◆ Your assignment ◆
Every line below that has "targetClass" in it should be copied.

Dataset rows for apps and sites
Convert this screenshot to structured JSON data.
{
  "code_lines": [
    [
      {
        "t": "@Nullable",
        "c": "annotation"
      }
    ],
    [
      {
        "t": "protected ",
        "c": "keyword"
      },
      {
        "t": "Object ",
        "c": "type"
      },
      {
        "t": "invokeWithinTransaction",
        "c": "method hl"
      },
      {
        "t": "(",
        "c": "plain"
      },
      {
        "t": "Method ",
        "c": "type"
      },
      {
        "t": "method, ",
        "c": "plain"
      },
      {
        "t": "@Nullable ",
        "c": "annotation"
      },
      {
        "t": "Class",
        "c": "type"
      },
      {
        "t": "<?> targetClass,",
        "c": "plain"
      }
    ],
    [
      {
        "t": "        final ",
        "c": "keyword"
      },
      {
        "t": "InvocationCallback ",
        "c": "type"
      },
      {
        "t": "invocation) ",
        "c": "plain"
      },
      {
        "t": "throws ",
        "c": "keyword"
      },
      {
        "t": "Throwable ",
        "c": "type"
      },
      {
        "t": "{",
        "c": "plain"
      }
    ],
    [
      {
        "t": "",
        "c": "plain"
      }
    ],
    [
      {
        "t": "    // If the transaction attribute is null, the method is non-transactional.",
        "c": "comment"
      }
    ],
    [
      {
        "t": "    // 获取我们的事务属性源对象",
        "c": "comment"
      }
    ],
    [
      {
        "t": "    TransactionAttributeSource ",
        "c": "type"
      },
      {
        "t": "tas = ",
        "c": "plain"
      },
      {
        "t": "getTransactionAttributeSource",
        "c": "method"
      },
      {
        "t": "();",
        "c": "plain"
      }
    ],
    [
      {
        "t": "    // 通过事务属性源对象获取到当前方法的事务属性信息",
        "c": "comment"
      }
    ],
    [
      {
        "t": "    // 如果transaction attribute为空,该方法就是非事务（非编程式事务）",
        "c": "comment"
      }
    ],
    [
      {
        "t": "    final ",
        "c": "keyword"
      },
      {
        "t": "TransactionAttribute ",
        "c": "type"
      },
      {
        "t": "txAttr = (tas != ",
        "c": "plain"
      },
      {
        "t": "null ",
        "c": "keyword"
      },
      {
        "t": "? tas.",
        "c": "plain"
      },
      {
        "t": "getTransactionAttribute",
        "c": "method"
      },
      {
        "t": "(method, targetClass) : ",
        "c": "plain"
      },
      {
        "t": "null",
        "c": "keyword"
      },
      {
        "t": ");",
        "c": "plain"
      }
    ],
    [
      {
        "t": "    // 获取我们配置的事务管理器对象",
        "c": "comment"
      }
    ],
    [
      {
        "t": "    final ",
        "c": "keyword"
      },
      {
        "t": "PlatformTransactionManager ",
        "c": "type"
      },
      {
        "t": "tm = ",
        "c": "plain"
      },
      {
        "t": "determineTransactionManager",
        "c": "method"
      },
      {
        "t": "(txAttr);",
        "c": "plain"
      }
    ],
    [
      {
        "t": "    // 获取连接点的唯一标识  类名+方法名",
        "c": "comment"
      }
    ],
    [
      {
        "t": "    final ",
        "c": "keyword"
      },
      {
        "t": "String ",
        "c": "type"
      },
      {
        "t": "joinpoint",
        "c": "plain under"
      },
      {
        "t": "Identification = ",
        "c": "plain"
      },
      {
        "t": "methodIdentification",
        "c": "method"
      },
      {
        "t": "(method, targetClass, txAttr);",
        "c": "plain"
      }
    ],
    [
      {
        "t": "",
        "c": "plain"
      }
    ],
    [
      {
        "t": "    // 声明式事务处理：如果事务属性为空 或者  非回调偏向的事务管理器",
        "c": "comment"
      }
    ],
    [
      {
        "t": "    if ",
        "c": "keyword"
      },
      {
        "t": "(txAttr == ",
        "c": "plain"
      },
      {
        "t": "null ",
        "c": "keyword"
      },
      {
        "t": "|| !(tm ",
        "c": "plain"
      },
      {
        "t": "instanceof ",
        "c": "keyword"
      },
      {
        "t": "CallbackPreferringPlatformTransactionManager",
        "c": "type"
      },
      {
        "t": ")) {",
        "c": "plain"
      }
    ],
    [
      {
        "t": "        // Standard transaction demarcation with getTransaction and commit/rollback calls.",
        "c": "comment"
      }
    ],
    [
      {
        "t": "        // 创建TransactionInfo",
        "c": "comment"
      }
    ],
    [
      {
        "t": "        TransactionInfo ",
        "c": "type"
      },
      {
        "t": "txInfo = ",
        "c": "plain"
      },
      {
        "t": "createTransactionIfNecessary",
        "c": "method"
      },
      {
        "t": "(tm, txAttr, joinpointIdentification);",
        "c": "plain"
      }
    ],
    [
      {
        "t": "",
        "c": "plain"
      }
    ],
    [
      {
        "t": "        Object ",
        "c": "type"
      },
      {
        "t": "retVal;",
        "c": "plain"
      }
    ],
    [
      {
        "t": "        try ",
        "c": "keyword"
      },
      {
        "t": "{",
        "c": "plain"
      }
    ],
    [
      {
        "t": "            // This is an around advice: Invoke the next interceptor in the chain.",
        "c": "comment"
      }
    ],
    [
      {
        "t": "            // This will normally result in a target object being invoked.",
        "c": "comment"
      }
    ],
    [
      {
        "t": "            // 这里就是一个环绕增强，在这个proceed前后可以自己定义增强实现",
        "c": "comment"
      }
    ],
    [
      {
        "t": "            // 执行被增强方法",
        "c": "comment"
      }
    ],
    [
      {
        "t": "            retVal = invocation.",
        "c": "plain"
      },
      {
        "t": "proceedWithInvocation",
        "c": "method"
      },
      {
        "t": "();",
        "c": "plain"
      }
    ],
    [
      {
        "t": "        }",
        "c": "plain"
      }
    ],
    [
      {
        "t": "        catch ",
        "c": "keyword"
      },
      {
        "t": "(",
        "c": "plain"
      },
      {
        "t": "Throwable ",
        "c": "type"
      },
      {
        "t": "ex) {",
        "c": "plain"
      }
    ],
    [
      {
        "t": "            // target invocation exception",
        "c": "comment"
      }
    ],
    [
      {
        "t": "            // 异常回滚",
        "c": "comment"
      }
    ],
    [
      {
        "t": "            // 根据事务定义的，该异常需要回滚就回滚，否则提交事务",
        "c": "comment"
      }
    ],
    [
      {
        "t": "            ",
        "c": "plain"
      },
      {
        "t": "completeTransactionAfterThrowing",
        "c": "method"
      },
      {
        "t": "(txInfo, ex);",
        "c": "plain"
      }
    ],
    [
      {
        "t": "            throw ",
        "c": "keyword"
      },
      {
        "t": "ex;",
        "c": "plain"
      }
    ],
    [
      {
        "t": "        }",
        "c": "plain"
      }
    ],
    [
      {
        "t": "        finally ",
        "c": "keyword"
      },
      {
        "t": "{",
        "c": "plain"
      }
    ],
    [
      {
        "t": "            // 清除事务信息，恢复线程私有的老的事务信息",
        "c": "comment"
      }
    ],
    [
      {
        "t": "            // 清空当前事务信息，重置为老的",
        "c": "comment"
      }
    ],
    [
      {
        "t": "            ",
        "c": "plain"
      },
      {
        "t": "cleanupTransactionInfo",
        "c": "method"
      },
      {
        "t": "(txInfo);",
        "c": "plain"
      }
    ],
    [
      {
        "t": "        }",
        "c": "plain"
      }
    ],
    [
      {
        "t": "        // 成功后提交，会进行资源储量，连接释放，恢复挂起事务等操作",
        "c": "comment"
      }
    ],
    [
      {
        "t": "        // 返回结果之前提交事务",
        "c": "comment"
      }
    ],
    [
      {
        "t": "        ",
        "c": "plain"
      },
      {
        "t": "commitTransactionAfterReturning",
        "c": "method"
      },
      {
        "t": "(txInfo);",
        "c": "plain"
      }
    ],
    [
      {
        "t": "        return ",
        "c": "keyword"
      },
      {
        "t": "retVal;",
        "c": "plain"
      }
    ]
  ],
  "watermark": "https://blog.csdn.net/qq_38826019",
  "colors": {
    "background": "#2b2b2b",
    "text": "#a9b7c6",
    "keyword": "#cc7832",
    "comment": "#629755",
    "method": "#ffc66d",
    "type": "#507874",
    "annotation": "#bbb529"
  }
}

◆ Answer to the problem ◆
        "t": "<?> targetClass,",
        "t": "(method, targetClass) : ",
        "t": "(method, targetClass, txAttr);",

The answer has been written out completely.